Whatever amount you scale the design, know that you are altering that design from the way the digitizer created it and all bets are off, so to speak. Always test resized designs!

Resizing is probably the most oft-made change to a design and while you may think it is a trivial task, it can be quite a challenge when done in foreign software.

Myth 18—Embroidery designs for home machines don't need underlay. (Hard to believe, but this one came from a competitor!)


Machine type is not a determinant for underlay! Think of it this way: a shed needs support framework as does a mansion. Underlay requirements are primarily determined by:

  • Stitch type
  • Fabric type
  • Desired effect
  • Impact of upper stitches on the fabric

Unless a design was digitized in the same software you are using, it is unlikely you will be able to modify the underlay without some digitizing experience, and even then, it's not likely to be easy.

A similar myth I'm now hearing in some on-line software classes is that if a design is too thick, you should just get rid of the underlay to lighten it up. Chances are that if a design is too thick, it is the upper layers of the design that are too dense and/or there are too many layers of stitches in an area.

Removing the underlay is like taking the framework out of your house, it will only make the rest of the structure more shaky. Instead, reduce the density in the cover stitches and create voids (holes) under stacks of elements.

Myth 19—You must use the same brand and colours listed on the colour sequence instructions for the design.


There are no thread colour police! You may use any brand, any colour but make sure the thread size is the same. You can even interchange rayon and polyester threads without much issue (unless one is used for a special technique). To convert between thread brands, refer to thread colour databases on the web or check your software.

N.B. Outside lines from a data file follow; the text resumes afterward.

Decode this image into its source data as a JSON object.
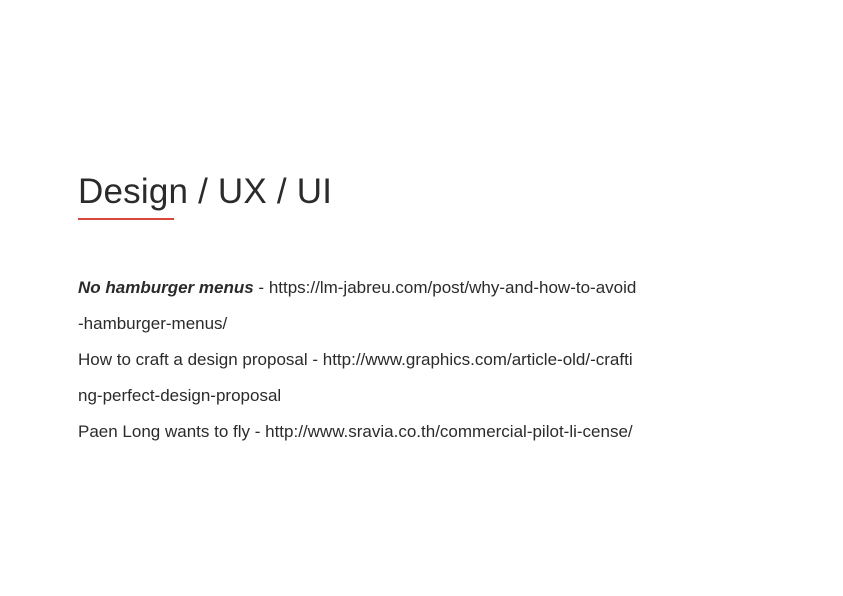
{
  "heading": {
    "title": "Design / UX / UI"
  },
  "entries": [
    {
      "title": "No hamburger menus",
      "separator": " - ",
      "url": "https://lm-jabreu.com/post/why-and-how-to-avoid-hamburger-menus/"
    },
    {
      "title": "How to craft a design proposal",
      "separator": " - ",
      "url": "http://www.graphics.com/article-old/-crafting-perfect-design-proposal"
    },
    {
      "title": "Paen Long wants to fly",
      "separator": " - ",
      "url": "http://www.sravia.co.th/commercial-pilot-li-cense/"
    }
  ],
  "colors": {
    "accent": "#d9473b",
    "text": "#2b2b2b"
  }
}
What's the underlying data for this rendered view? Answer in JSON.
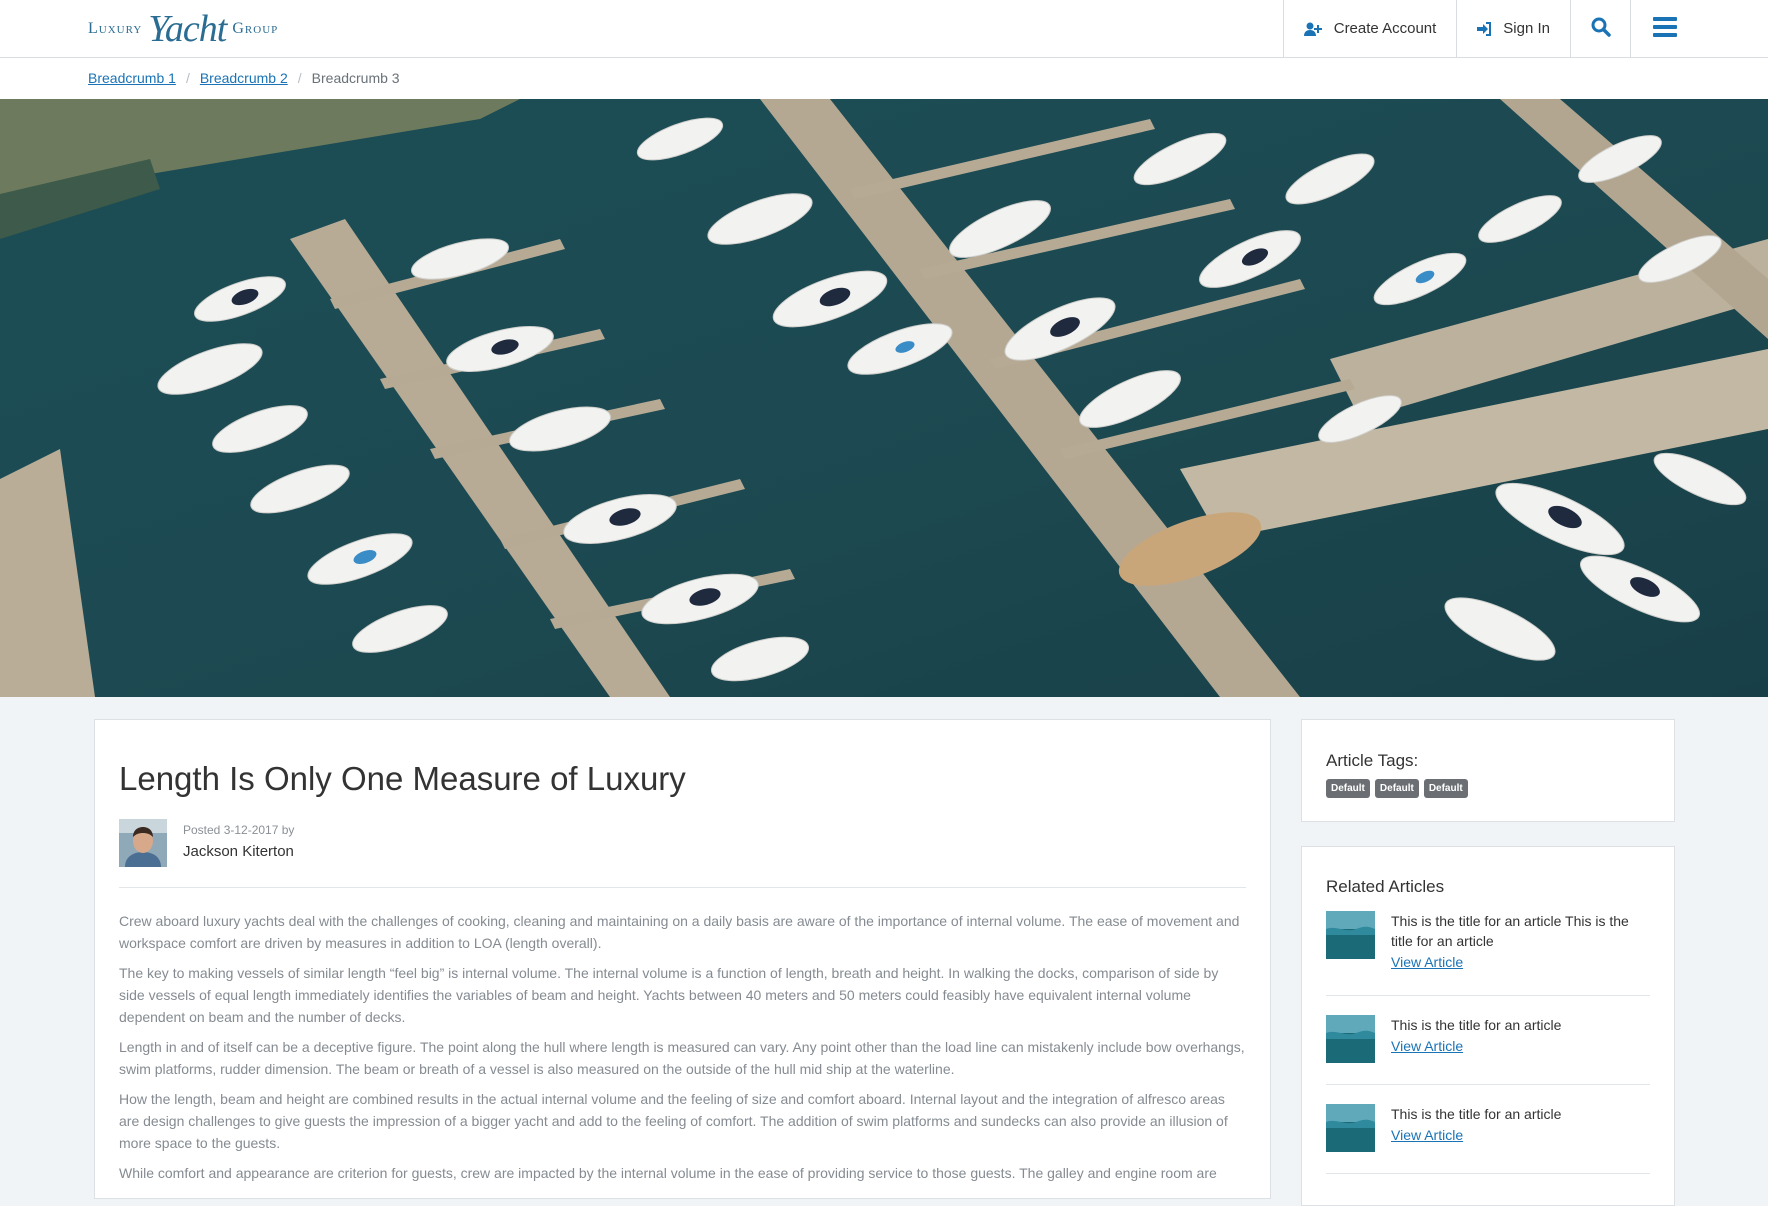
{
  "header": {
    "logo": {
      "word_left": "Luxury",
      "word_script": "Yacht",
      "word_right": "Group"
    },
    "nav": {
      "create_account": "Create Account",
      "sign_in": "Sign In"
    }
  },
  "breadcrumb": {
    "items": [
      "Breadcrumb 1",
      "Breadcrumb 2"
    ],
    "current": "Breadcrumb 3",
    "separator": "/"
  },
  "article": {
    "title": "Length Is Only One Measure of Luxury",
    "posted": "Posted 3-12-2017 by",
    "author": "Jackson Kiterton",
    "paragraphs": [
      "Crew aboard luxury yachts deal with the challenges of cooking, cleaning and maintaining on a daily basis are aware of the importance of internal volume. The ease of movement and workspace comfort are driven by measures in addition to LOA (length overall).",
      "The key to making vessels of similar length “feel big” is internal volume. The internal volume is a function of length, breath and height. In walking the docks, comparison of side by side vessels of equal length immediately identifies the variables of beam and height. Yachts between 40 meters and 50 meters could feasibly have equivalent internal volume dependent on beam and the number of decks.",
      "Length in and of itself can be a deceptive figure. The point along the hull where length is measured can vary. Any point other than the load line can mistakenly include bow overhangs, swim platforms, rudder dimension. The beam or breath of a vessel is also measured on the outside of the hull mid ship at the waterline.",
      "How the length, beam and height are combined results in the actual internal volume and the feeling of size and comfort aboard. Internal layout and the integration of alfresco areas are design challenges to give guests the impression of a bigger yacht and add to the feeling of comfort. The addition of swim platforms and sundecks can also provide an illusion of more space to the guests.",
      "While comfort and appearance are criterion for guests, crew are impacted by the internal volume in the ease of providing service to those guests. The galley and engine room are"
    ]
  },
  "sidebar": {
    "tags_label": "Article Tags:",
    "tags": [
      "Default",
      "Default",
      "Default"
    ],
    "related_title": "Related Articles",
    "related": [
      {
        "title": "This is the title for an article This is the title for an article",
        "link": "View Article"
      },
      {
        "title": "This is the title for an article",
        "link": "View Article"
      },
      {
        "title": "This is the title for an article",
        "link": "View Article"
      }
    ]
  },
  "colors": {
    "accent": "#1a73b5",
    "tag_bg": "#6b6f73",
    "page_bg": "#f1f4f7",
    "water": "#1f4a52"
  },
  "icons": [
    "user-plus-icon",
    "sign-in-icon",
    "search-icon",
    "hamburger-menu-icon"
  ]
}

Be sure to test your colour combinations first if the shading is critical, such as in a realistic animal or flower because there will be variations between brands. Note that if you substitute two-colour twist (not variegated), these threads are typically 35 weight and will make your design feel slightly thicker and stiffer if the colour sequence called for 40 weight.

Myth 20—Embroidery is as simple as putting some fabric in the hoop, loading some embroidery thread, and pushing a few buttons.


Only if you are very lucky! Successful embroidery results require:

  • Knowledge
  • Patience
  • Preparation
  • Attention to detail!

Parting comments

Don't believe everything you hear especially off the internet! Be sure to evaluate the source of the information for reliability and experience. Even experienced teachers have learned incorrect information and techniques and may pass them on.

Be sure to use the supplies and accessories made for embroidery. This is the quickest and easiest way to improve your embroidery. Better supplies equals better embroidery, or as they say in the computer world, garbage in, garbage out.”

Always keep in mind that embroidery is a process not an event! Start simple and small so that you can experience success and not frustration. Then proceed at your own pace and try to learn something new each session.

As I always tell my students, make it sew or you won't know. I truly believe there are two kinds of embroiderers: those who test, and those who wish they had!

Practice doesn't make perfect but it does make you faster and better and it teaches you solutions to problems. Don't be afraid of mistakes, instead, use them as learning tools. Some of the coolest tricks I learned were from a mistake!